## TASK PROMPT
Every record, from the first to the last, is to be printed again exactly.

## MATERIAL SHOWN
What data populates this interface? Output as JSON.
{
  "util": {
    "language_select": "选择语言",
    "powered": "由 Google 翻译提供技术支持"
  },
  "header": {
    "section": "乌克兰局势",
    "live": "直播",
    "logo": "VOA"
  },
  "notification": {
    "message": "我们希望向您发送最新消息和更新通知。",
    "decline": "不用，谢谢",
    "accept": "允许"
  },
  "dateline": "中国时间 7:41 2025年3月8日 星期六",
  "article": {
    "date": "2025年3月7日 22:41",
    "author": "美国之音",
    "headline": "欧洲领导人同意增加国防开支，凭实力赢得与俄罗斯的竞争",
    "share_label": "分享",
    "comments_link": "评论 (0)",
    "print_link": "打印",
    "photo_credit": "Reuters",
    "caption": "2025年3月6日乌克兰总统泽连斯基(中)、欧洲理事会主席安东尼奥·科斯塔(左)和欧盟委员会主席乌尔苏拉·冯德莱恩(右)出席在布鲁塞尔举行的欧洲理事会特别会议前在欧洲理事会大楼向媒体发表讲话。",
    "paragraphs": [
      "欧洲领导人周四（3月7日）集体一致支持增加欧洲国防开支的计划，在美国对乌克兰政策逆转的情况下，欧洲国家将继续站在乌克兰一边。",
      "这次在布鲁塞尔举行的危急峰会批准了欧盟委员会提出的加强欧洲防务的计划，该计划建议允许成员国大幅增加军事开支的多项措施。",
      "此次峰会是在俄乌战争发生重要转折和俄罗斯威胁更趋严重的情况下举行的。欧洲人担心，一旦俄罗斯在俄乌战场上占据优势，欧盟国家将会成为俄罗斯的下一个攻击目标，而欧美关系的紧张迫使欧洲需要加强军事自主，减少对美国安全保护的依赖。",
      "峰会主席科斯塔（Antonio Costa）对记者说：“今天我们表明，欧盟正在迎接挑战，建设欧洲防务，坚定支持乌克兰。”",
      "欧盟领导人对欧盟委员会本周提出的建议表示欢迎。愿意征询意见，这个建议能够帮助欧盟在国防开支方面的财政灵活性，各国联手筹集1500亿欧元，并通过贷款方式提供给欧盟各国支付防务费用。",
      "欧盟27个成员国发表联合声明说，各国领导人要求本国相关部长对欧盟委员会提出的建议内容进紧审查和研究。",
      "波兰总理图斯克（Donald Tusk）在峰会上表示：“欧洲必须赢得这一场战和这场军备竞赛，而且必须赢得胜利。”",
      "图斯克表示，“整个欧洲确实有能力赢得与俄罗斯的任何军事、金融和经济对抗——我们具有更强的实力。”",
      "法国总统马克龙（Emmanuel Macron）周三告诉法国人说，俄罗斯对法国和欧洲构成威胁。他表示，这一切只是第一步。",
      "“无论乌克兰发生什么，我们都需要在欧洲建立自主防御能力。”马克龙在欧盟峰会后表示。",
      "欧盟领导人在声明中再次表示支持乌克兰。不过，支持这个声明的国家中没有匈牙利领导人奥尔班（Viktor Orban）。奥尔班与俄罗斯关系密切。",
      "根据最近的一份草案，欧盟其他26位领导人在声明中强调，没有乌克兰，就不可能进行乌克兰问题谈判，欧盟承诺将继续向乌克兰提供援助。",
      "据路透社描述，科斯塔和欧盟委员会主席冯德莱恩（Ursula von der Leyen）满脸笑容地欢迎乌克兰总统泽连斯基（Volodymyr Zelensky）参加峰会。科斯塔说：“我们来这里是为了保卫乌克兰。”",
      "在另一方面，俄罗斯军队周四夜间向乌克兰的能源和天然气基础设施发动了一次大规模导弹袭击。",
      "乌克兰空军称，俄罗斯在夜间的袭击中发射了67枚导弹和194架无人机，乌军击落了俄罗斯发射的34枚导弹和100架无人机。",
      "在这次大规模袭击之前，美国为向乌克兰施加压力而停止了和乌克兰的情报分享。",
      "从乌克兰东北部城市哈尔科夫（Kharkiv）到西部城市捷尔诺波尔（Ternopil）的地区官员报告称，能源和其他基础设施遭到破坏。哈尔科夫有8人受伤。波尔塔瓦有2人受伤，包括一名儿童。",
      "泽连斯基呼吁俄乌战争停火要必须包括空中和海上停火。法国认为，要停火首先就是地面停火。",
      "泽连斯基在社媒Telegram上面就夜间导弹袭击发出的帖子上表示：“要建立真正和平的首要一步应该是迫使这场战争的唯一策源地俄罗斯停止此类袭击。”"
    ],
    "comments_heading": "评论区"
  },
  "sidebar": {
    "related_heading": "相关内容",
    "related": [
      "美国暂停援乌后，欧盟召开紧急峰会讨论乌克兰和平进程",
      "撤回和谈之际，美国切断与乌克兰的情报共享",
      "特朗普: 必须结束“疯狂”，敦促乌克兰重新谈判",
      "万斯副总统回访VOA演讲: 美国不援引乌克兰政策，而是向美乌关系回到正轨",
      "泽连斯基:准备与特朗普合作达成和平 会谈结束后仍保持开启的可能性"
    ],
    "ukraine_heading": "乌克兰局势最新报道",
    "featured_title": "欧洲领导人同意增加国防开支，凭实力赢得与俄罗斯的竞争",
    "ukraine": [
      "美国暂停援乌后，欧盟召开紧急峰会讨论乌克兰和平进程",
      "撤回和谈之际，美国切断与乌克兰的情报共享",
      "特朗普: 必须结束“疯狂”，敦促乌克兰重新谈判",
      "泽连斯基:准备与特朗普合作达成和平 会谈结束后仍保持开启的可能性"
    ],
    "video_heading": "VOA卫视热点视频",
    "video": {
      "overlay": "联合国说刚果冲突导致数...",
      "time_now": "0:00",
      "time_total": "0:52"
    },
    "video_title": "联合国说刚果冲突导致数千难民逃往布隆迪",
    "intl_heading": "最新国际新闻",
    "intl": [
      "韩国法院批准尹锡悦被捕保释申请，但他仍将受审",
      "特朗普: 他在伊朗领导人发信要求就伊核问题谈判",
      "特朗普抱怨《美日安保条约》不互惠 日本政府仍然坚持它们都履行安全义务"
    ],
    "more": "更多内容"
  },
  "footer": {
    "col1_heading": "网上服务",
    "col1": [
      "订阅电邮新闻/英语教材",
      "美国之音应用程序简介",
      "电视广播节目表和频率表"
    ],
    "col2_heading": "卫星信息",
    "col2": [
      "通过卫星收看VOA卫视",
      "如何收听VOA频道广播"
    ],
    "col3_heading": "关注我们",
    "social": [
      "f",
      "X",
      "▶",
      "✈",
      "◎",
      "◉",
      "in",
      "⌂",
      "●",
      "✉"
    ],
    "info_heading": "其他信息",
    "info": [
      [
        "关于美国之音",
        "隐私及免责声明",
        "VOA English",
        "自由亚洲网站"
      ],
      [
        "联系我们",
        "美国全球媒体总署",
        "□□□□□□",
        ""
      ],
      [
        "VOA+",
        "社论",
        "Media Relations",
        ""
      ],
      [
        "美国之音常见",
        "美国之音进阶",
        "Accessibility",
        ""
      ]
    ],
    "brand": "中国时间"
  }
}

## WRITTEN ANSWER
What data populates this interface? Output as JSON.
{
  "util": {
    "language_select": "选择语言",
    "powered": "由 Google 翻译提供技术支持"
  },
  "header": {
    "section": "乌克兰局势",
    "live": "直播",
    "logo": "VOA"
  },
  "notification": {
    "message": "我们希望向您发送最新消息和更新通知。",
    "decline": "不用，谢谢",
    "accept": "允许"
  },
  "dateline": "中国时间 7:41 2025年3月8日 星期六",
  "article": {
    "date": "2025年3月7日 22:41",
    "author": "美国之音",
    "headline": "欧洲领导人同意增加国防开支，凭实力赢得与俄罗斯的竞争",
    "share_label": "分享",
    "comments_link": "评论 (0)",
    "print_link": "打印",
    "photo_credit": "Reuters",
    "caption": "2025年3月6日乌克兰总统泽连斯基(中)、欧洲理事会主席安东尼奥·科斯塔(左)和欧盟委员会主席乌尔苏拉·冯德莱恩(右)出席在布鲁塞尔举行的欧洲理事会特别会议前在欧洲理事会大楼向媒体发表讲话。",
    "paragraphs": [
      "欧洲领导人周四（3月7日）集体一致支持增加欧洲国防开支的计划，在美国对乌克兰政策逆转的情况下，欧洲国家将继续站在乌克兰一边。",
      "这次在布鲁塞尔举行的危急峰会批准了欧盟委员会提出的加强欧洲防务的计划，该计划建议允许成员国大幅增加军事开支的多项措施。",
      "此次峰会是在俄乌战争发生重要转折和俄罗斯威胁更趋严重的情况下举行的。欧洲人担心，一旦俄罗斯在俄乌战场上占据优势，欧盟国家将会成为俄罗斯的下一个攻击目标，而欧美关系的紧张迫使欧洲需要加强军事自主，减少对美国安全保护的依赖。",
      "峰会主席科斯塔（Antonio Costa）对记者说：“今天我们表明，欧盟正在迎接挑战，建设欧洲防务，坚定支持乌克兰。”",
      "欧盟领导人对欧盟委员会本周提出的建议表示欢迎。愿意征询意见，这个建议能够帮助欧盟在国防开支方面的财政灵活性，各国联手筹集1500亿欧元，并通过贷款方式提供给欧盟各国支付防务费用。",
      "欧盟27个成员国发表联合声明说，各国领导人要求本国相关部长对欧盟委员会提出的建议内容进紧审查和研究。",
      "波兰总理图斯克（Donald Tusk）在峰会上表示：“欧洲必须赢得这一场战和这场军备竞赛，而且必须赢得胜利。”",
      "图斯克表示，“整个欧洲确实有能力赢得与俄罗斯的任何军事、金融和经济对抗——我们具有更强的实力。”",
      "法国总统马克龙（Emmanuel Macron）周三告诉法国人说，俄罗斯对法国和欧洲构成威胁。他表示，这一切只是第一步。",
      "“无论乌克兰发生什么，我们都需要在欧洲建立自主防御能力。”马克龙在欧盟峰会后表示。",
      "欧盟领导人在声明中再次表示支持乌克兰。不过，支持这个声明的国家中没有匈牙利领导人奥尔班（Viktor Orban）。奥尔班与俄罗斯关系密切。",
      "根据最近的一份草案，欧盟其他26位领导人在声明中强调，没有乌克兰，就不可能进行乌克兰问题谈判，欧盟承诺将继续向乌克兰提供援助。",
      "据路透社描述，科斯塔和欧盟委员会主席冯德莱恩（Ursula von der Leyen）满脸笑容地欢迎乌克兰总统泽连斯基（Volodymyr Zelensky）参加峰会。科斯塔说：“我们来这里是为了保卫乌克兰。”",
      "在另一方面，俄罗斯军队周四夜间向乌克兰的能源和天然气基础设施发动了一次大规模导弹袭击。",
      "乌克兰空军称，俄罗斯在夜间的袭击中发射了67枚导弹和194架无人机，乌军击落了俄罗斯发射的34枚导弹和100架无人机。",
      "在这次大规模袭击之前，美国为向乌克兰施加压力而停止了和乌克兰的情报分享。",
      "从乌克兰东北部城市哈尔科夫（Kharkiv）到西部城市捷尔诺波尔（Ternopil）的地区官员报告称，能源和其他基础设施遭到破坏。哈尔科夫有8人受伤。波尔塔瓦有2人受伤，包括一名儿童。",
      "泽连斯基呼吁俄乌战争停火要必须包括空中和海上停火。法国认为，要停火首先就是地面停火。",
      "泽连斯基在社媒Telegram上面就夜间导弹袭击发出的帖子上表示：“要建立真正和平的首要一步应该是迫使这场战争的唯一策源地俄罗斯停止此类袭击。”"
    ],
    "comments_heading": "评论区"
  },
  "sidebar": {
    "related_heading": "相关内容",
    "related": [
      "美国暂停援乌后，欧盟召开紧急峰会讨论乌克兰和平进程",
      "撤回和谈之际，美国切断与乌克兰的情报共享",
      "特朗普: 必须结束“疯狂”，敦促乌克兰重新谈判",
      "万斯副总统回访VOA演讲: 美国不援引乌克兰政策，而是向美乌关系回到正轨",
      "泽连斯基:准备与特朗普合作达成和平 会谈结束后仍保持开启的可能性"
    ],
    "ukraine_heading": "乌克兰局势最新报道",
    "featured_title": "欧洲领导人同意增加国防开支，凭实力赢得与俄罗斯的竞争",
    "ukraine": [
      "美国暂停援乌后，欧盟召开紧急峰会讨论乌克兰和平进程",
      "撤回和谈之际，美国切断与乌克兰的情报共享",
      "特朗普: 必须结束“疯狂”，敦促乌克兰重新谈判",
      "泽连斯基:准备与特朗普合作达成和平 会谈结束后仍保持开启的可能性"
    ],
    "video_heading": "VOA卫视热点视频",
    "video": {
      "overlay": "联合国说刚果冲突导致数...",
      "time_now": "0:00",
      "time_total": "0:52"
    },
    "video_title": "联合国说刚果冲突导致数千难民逃往布隆迪",
    "intl_heading": "最新国际新闻",
    "intl": [
      "韩国法院批准尹锡悦被捕保释申请，但他仍将受审",
      "特朗普: 他在伊朗领导人发信要求就伊核问题谈判",
      "特朗普抱怨《美日安保条约》不互惠 日本政府仍然坚持它们都履行安全义务"
    ],
    "more": "更多内容"
  },
  "footer": {
    "col1_heading": "网上服务",
    "col1": [
      "订阅电邮新闻/英语教材",
      "美国之音应用程序简介",
      "电视广播节目表和频率表"
    ],
    "col2_heading": "卫星信息",
    "col2": [
      "通过卫星收看VOA卫视",
      "如何收听VOA频道广播"
    ],
    "col3_heading": "关注我们",
    "social": [
      "f",
      "X",
      "▶",
      "✈",
      "◎",
      "◉",
      "in",
      "⌂",
      "●",
      "✉"
    ],
    "info_heading": "其他信息",
    "info": [
      [
        "关于美国之音",
        "隐私及免责声明",
        "VOA English",
        "自由亚洲网站"
      ],
      [
        "联系我们",
        "美国全球媒体总署",
        "□□□□□□",
        ""
      ],
      [
        "VOA+",
        "社论",
        "Media Relations",
        ""
      ],
      [
        "美国之音常见",
        "美国之音进阶",
        "Accessibility",
        ""
      ]
    ],
    "brand": "中国时间"
  }
}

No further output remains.